EXERCISE REQUIREMENTS - Line by line, the data below should be set down unchanged, with images excluded.
(MATERIAL SUPPLIED begins)
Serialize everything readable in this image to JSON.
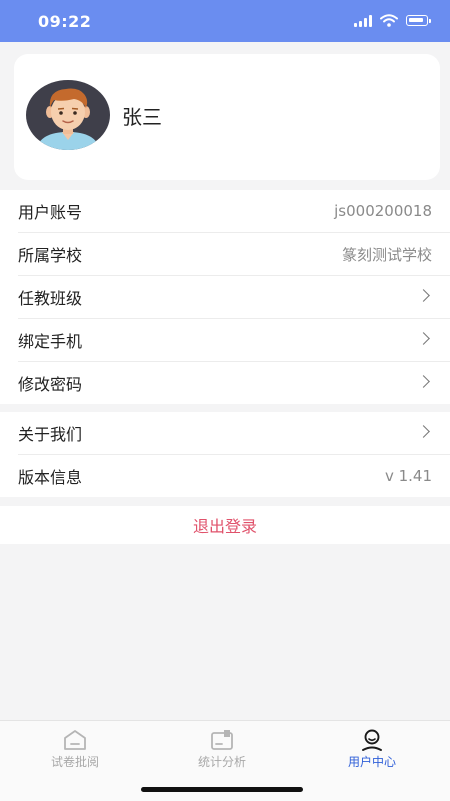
{
  "status_bar": {
    "time": "09:22"
  },
  "profile": {
    "name": "张三"
  },
  "info_rows": [
    {
      "label": "用户账号",
      "value": "js000200018"
    },
    {
      "label": "所属学校",
      "value": "篆刻测试学校"
    },
    {
      "label": "任教班级"
    },
    {
      "label": "绑定手机"
    },
    {
      "label": "修改密码"
    }
  ],
  "about_rows": [
    {
      "label": "关于我们"
    },
    {
      "label": "版本信息",
      "value": "v 1.41"
    }
  ],
  "logout_label": "退出登录",
  "tabs": [
    {
      "label": "试卷批阅",
      "icon": "home-icon"
    },
    {
      "label": "统计分析",
      "icon": "statistics-icon"
    },
    {
      "label": "用户中心",
      "icon": "user-icon",
      "active": true
    }
  ],
  "colors": {
    "status_bar": "#6a8df0",
    "accent": "#2f5fd8",
    "logout": "#e0526b"
  }
}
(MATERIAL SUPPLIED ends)
SOLUTION TO THE PROBLEM -
Serialize everything readable in this image to JSON.
{
  "status_bar": {
    "time": "09:22"
  },
  "profile": {
    "name": "张三"
  },
  "info_rows": [
    {
      "label": "用户账号",
      "value": "js000200018"
    },
    {
      "label": "所属学校",
      "value": "篆刻测试学校"
    },
    {
      "label": "任教班级"
    },
    {
      "label": "绑定手机"
    },
    {
      "label": "修改密码"
    }
  ],
  "about_rows": [
    {
      "label": "关于我们"
    },
    {
      "label": "版本信息",
      "value": "v 1.41"
    }
  ],
  "logout_label": "退出登录",
  "tabs": [
    {
      "label": "试卷批阅",
      "icon": "home-icon"
    },
    {
      "label": "统计分析",
      "icon": "statistics-icon"
    },
    {
      "label": "用户中心",
      "icon": "user-icon",
      "active": true
    }
  ],
  "colors": {
    "status_bar": "#6a8df0",
    "accent": "#2f5fd8",
    "logout": "#e0526b"
  }
}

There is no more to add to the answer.